The 'temporary permissions regime' provided for in the proposals is envisaged to apply should the UK exit the EU without agreeing on a Brexit implementation period with negotiators for the remaining EU member states.
In the event of that scenario, the rules planned would allow the EU-based firms to continue serving UK customers for a limited time from the date the UK leaves the EU – scheduled to be 29 March 2019.
The 'temporary permissions regime' is provided for in the draft EEA Passport Rights (Amendment, etc., and Transitional Provisions) (EU Exit) Regulations. The publication of the regulations had been anticipated, following an earlier announcement this summer by the Treasury.
The temporary permissions regime would essentially replace the current inbound 'passporting' system that is provided for in UK law under the EU legal framework that comes to an end at the point of Brexit. Inbound passporting is where an EEA financial services firm is able to rely on authorisations obtained by regulators in other EEA countries to provide their financial services in the UK. There is currently no reciprocal temporary permissions regime proposed by the EU for outbound passporting.
In a statement, the Financial Conduct Authority (FCA) explained the circumstances in which the temporary permissions regime would take effect.
The FCA said: "If there is no [Brexit] implementation period, when the UK withdraws from the EU the UK will become a ‘third-country’ in relation to the EU and EEA firms will no longer be able to passport into the UK. As such, EEA firms may need to seek authorisation in the UK to continue to access the UK market. Similarly, EEA investment funds will also need to seek UK recognition to continue to market in the UK."
"Under the temporary permissions regime, EEA firms currently passporting into the UK which notify us of their activities will be given permission under Part 4A of the Financial Services and Markets Act 2000 (FSMA) on a temporary basis. The scope of the permission will reflect the scope of a firm’s passporting permission pre-Brexit," it said.
Firms would need to apply to either the FCA or the Prudential Regulation Authority (PRA) in the UK if they wish to use the temporary permissions regime. Which regulator to notify will depend on what type of services firms provide. The FCA said it expects its "notification window" to open in January 2019 and to close before Brexit day. Firms for which the new regime is relevant, must submit their applications to use the temporary permissions regime before the window closes - otherwise they will not be able to use it.
According to the draft regulations, firms that use the temporary permissions regime would be able to continue operating as they had been for at most three years from the date of Brexit, although the wording enables the regime in certain circumstances to be extended "by increments of twelve months", the PRA said.

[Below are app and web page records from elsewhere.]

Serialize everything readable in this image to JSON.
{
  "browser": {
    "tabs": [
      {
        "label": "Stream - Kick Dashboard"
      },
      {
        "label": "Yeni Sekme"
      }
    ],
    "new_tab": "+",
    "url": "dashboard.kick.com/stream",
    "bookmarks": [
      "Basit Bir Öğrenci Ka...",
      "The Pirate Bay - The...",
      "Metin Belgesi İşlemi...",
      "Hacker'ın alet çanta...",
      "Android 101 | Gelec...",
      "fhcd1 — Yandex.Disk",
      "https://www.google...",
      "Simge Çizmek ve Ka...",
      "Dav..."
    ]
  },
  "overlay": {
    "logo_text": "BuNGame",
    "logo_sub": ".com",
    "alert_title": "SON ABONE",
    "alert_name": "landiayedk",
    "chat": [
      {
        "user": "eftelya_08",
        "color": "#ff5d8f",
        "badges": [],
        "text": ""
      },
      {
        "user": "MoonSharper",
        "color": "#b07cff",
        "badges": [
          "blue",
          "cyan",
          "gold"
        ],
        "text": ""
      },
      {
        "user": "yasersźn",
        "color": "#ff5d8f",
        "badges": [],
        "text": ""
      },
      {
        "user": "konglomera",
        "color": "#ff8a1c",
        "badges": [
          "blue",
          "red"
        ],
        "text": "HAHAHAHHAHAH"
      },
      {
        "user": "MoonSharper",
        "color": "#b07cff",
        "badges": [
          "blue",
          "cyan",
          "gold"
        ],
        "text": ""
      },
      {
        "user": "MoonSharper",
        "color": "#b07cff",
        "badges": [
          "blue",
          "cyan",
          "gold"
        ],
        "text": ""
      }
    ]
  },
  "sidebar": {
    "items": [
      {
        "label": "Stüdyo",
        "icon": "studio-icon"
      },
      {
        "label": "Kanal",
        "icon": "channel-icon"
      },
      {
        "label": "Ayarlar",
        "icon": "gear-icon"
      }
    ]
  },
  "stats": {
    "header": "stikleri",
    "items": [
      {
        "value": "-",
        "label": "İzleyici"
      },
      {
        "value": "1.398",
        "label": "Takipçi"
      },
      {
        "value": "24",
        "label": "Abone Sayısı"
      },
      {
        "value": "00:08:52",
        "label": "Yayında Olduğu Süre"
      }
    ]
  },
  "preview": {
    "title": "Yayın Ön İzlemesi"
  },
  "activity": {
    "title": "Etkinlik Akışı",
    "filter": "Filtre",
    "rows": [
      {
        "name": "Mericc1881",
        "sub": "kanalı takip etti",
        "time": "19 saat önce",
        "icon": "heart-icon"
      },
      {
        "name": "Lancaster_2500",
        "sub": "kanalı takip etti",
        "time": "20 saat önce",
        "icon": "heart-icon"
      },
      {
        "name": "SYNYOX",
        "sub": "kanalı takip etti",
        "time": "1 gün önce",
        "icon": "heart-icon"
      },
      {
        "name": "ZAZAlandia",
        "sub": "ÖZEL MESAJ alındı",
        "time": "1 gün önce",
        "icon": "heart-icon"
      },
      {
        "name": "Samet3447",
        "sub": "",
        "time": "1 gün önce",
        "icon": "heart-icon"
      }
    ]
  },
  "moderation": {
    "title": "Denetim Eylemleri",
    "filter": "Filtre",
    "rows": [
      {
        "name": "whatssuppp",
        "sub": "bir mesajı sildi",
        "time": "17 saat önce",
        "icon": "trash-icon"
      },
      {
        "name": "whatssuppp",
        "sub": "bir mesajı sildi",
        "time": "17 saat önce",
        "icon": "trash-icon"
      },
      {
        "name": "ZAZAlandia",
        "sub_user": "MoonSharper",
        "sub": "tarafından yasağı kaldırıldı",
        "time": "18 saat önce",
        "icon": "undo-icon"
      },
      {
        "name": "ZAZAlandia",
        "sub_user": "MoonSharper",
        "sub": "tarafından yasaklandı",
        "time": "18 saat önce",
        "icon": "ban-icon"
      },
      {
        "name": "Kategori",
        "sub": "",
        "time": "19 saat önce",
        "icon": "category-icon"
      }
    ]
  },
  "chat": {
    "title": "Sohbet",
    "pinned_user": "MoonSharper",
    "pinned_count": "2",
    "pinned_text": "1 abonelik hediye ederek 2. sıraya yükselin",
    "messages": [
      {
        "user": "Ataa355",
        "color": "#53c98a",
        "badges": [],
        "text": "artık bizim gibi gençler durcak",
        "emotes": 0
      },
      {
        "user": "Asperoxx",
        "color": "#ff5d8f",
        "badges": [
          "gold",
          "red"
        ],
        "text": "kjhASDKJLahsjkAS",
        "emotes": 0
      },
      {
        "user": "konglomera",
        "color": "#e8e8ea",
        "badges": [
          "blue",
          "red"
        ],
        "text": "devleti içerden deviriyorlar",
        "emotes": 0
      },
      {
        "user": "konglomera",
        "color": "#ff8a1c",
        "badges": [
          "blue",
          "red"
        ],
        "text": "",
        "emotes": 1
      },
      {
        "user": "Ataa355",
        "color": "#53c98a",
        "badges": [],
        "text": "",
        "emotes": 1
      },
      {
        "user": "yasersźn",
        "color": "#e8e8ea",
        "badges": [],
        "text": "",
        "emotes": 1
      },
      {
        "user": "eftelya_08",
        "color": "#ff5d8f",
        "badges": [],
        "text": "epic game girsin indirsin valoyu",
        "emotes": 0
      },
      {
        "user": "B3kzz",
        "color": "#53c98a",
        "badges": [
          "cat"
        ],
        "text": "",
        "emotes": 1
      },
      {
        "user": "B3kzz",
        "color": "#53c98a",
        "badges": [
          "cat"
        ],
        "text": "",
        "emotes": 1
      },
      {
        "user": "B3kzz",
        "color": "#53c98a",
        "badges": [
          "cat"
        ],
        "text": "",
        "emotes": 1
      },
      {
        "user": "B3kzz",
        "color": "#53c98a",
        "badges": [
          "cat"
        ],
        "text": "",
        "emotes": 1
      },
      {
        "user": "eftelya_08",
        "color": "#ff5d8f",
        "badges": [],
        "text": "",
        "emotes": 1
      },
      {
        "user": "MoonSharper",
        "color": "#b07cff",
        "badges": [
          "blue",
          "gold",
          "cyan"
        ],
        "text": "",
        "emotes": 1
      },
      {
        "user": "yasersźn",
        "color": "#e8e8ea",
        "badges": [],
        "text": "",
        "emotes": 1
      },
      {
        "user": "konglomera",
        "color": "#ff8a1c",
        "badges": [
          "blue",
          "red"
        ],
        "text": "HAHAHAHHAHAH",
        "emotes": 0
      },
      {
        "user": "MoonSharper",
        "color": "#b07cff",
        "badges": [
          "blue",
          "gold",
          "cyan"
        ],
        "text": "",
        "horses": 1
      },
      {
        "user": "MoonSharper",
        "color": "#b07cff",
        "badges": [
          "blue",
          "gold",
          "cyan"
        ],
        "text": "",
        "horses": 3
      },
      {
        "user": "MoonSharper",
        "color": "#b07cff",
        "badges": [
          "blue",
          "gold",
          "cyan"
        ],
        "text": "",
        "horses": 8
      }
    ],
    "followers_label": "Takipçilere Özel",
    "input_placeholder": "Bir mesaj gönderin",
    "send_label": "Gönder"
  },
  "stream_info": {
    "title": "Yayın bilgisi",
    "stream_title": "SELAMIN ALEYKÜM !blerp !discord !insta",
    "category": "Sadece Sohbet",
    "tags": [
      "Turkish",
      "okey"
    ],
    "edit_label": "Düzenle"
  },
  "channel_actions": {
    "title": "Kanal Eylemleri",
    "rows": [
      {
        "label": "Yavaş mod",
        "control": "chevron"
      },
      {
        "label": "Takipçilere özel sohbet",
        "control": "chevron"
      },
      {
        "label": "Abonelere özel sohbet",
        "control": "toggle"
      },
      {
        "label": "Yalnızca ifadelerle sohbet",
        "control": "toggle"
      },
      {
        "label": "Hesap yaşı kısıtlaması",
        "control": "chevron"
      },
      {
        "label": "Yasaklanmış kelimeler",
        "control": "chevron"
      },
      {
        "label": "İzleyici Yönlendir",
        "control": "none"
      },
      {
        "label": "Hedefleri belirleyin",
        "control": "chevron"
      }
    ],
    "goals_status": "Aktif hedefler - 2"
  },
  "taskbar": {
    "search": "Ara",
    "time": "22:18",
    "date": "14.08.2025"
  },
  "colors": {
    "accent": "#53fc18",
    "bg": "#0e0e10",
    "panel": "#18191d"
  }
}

More details on how the temporary permissions regime will operate, as well as details of fees and levies that will be due, will be detailed in the autumn in an FCA consultation paper, the regulator said. In the meantime, the FCA has included an overview of their current expectations as to how the rules and relevant levies will apply on their webpage that they encourage affected firms to read,
The government said it will lay the regulations on the temporary permissions regime before the UK parliament in the autumn.